As these businesses expand, concerns arise regarding the potential dilution of authentic tradition. However, Bergeron perceives their growth as an opportunity to showcase Louisiana culture to people across the country. He remarks, “The way we’re growing now, it allows us to showcase that to people in other states all over the country. They can get a taste of it.” Authenticity remains a vital aspect of preserving Cajun culture, from the production methods to the atmosphere of a company. This commitment to authenticity draws people to partake in Cajun culture and supports its commercial success.

Cajun culture’s ability to endure is a testament to its resilience. When French Acadians were forced out of Canada by British soldiers, they found refuge in Louisiana, becoming the Cajuns. According to Barry Jean Ancelet, a retired professor of Louisiana French folklore, Cajun culture is not disappearing but rather continuously evolving. He metaphorically compares Cajun culture to a person who, just as they are about to be declared dead, sits up and asks for another beer. The spirit of Cajun culture remains alive and vibrant.

While closures of Cajun businesses may mark the end of an era, they also signify the beginning of a new chapter. Alex Cook, the author of “Louisiana Saturday Night,” stresses the importance of supporting small businesses to sustain their presence. He affirms, “A lot of these places are marginal to begin with. The odds aren’t really with them, but it’s up to people to go.” Engaging with local businesses and actively participating in Cajun culture through festivals and live music events are essential to its preservation.

Adeline Miller, a member of the young Cajun band Amis du Teche, believes that preserving Cajun culture requires a commitment from the community. Miller, who began playing the fiddle at the age of five, emphasizes that celebrating Cajun culture is a choice.

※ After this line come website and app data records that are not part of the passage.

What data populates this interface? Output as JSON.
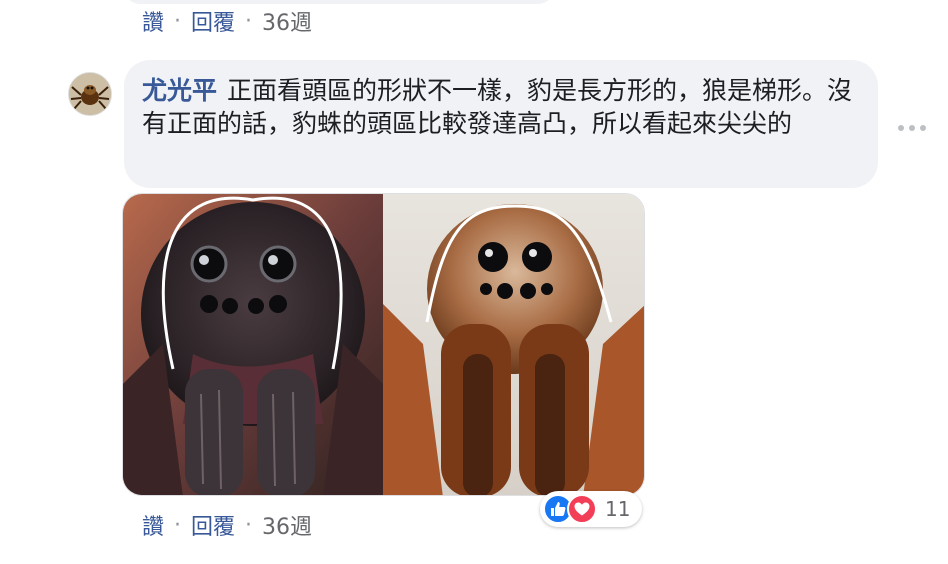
{
  "previous_comment": {
    "actions": {
      "like": "讚",
      "reply": "回覆",
      "time": "36週"
    }
  },
  "comment": {
    "author": "尤光平",
    "text": "正面看頭區的形狀不一樣，豹是長方形的，狼是梯形。沒有正面的話，豹蛛的頭區比較發達高凸，所以看起來尖尖的",
    "actions": {
      "like": "讚",
      "reply": "回覆",
      "time": "36週"
    },
    "separator": "·",
    "reactions": {
      "icons": [
        "like-icon",
        "love-icon"
      ],
      "count": "11"
    }
  },
  "colors": {
    "bubble": "#f0f2f5",
    "link": "#385898",
    "meta": "#65676b",
    "like": "#1877f2",
    "love": "#f33e58"
  }
}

She encourages individuals to attend festivals, engage with the community, and learn the traditional dances. Miller sees Cajun culture as something that is deeply ingrained in one’s essence and longs to spread and celebrate it.

As Louisiana grapples with the decline of its traditional businesses, there remains hope in the efforts made to preserve Cajun culture. Louisiana must continue to honor its unique heritage, not just as a marketable product, but as a living, breathing way of life. By supporting local businesses and actively participating in cultural events, Louisianans can ensure that Cajun culture remains a vibrant part of the state’s identity. As Barry Jean Ancelet affirms, “We’re not done yet.”


About Astrid Jensen

Introducing Astrid Jensen, an expert blogger with an insatiable appetite for culture, art and design! With a keen eye for detail, she explores the intricacies of food culture and literature, providing unique perspectives that will broaden your horizons. Through her captivating writings, Astrid offers a fresh take on the world of art and design, leaving you inspired and eager to discover more. Join her on this journey of discovery and let your creativity soar!

Check Also

Sullivan County welcomes new library celebrating Black culture.

New library dedicated to Black culture opens in Sullivan County A dedicated space for exploring …

Leave a Reply

Your email address will not be published. Required fields are marked *